Extracted data Start Marker

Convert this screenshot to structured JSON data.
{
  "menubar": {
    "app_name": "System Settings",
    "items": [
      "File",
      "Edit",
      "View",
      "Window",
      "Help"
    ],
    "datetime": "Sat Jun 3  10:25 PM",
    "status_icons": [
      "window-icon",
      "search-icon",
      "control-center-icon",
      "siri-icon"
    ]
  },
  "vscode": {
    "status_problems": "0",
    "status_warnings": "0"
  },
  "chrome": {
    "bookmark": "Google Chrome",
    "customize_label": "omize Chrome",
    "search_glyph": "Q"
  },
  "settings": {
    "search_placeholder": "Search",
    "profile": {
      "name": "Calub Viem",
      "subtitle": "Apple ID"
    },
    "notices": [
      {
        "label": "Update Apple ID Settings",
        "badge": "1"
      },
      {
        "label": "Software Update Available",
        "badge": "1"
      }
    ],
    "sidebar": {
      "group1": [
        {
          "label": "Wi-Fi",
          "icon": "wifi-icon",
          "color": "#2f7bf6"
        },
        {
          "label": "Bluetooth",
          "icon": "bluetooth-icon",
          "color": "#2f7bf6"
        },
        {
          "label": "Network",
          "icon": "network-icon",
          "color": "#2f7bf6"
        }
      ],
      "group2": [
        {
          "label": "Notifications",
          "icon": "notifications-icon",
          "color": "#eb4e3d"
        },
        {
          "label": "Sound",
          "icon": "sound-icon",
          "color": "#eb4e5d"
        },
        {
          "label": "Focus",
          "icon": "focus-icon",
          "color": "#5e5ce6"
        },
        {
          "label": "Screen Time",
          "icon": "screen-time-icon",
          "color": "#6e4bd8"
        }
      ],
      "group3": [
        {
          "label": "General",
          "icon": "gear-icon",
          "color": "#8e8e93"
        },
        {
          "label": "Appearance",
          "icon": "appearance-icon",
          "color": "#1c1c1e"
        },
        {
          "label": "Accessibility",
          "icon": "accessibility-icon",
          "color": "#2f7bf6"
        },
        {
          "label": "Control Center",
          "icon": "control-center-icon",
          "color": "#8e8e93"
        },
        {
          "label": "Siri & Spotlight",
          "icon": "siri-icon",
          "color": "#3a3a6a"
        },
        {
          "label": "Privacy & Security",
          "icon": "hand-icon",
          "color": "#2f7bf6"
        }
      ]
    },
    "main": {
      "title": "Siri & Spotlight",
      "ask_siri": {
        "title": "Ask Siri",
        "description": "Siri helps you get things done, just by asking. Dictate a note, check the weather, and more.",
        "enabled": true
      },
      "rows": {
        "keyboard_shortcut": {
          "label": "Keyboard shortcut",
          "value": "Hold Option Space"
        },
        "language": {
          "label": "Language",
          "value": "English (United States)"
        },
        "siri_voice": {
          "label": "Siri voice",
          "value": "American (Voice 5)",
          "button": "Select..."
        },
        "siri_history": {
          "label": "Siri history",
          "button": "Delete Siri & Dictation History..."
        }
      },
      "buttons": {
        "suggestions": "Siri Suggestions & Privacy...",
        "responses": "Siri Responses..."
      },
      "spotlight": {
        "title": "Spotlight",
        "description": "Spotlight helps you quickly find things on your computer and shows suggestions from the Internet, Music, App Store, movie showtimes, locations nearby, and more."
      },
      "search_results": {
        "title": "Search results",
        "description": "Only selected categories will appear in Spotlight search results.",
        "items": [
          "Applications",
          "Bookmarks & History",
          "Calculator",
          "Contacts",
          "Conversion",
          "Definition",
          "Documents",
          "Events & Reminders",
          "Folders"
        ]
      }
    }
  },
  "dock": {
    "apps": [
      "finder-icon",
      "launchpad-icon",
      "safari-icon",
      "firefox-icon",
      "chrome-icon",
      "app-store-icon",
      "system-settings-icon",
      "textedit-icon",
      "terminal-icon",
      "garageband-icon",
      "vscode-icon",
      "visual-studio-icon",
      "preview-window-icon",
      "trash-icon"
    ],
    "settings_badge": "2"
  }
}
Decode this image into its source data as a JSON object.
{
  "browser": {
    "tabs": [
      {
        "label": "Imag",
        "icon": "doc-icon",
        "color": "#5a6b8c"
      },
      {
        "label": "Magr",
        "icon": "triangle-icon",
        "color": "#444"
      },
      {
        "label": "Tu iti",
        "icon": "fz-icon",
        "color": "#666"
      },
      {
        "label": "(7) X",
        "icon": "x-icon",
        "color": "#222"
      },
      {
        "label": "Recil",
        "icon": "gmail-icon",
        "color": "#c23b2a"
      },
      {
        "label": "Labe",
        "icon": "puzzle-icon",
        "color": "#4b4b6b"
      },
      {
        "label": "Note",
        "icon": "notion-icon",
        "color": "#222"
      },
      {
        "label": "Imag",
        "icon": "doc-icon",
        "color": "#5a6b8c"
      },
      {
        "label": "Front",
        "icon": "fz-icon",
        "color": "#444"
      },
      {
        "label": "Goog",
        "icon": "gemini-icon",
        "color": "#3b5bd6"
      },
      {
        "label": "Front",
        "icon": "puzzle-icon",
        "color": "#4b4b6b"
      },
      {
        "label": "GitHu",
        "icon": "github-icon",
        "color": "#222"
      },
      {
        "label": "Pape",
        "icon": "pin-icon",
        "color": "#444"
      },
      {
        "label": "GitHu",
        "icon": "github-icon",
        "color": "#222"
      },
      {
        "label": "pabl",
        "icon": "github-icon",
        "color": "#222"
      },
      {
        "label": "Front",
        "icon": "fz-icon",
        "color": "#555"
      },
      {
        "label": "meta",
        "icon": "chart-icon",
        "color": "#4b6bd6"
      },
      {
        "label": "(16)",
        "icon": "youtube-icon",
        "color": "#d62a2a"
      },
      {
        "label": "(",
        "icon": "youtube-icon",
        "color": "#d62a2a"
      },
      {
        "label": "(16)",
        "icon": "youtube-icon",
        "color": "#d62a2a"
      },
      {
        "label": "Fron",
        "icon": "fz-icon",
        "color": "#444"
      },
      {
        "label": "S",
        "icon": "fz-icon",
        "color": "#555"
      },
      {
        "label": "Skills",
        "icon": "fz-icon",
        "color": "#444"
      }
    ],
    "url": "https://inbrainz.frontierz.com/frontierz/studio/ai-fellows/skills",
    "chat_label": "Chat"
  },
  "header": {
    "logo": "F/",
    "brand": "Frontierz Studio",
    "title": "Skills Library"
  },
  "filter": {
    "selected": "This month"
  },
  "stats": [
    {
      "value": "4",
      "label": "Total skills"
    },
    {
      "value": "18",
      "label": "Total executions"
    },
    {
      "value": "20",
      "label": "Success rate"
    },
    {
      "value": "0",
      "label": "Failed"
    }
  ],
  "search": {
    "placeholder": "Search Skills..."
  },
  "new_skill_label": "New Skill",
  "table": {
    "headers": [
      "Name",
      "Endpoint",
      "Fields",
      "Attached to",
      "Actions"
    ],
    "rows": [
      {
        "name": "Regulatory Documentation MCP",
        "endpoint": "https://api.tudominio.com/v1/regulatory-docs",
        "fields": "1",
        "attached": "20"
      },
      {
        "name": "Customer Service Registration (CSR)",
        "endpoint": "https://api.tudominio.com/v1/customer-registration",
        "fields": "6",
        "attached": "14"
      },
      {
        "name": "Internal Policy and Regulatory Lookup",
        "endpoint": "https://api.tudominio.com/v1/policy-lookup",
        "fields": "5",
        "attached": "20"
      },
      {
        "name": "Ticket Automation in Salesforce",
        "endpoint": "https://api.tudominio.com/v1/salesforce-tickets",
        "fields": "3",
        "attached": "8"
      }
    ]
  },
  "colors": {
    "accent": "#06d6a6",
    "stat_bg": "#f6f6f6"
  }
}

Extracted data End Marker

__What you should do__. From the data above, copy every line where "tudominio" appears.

__Final answer__.
        "endpoint": "https://api.tudominio.com/v1/regulatory-docs",
        "endpoint": "https://api.tudominio.com/v1/customer-registration",
        "endpoint": "https://api.tudominio.com/v1/policy-lookup",
        "endpoint": "https://api.tudominio.com/v1/salesforce-tickets",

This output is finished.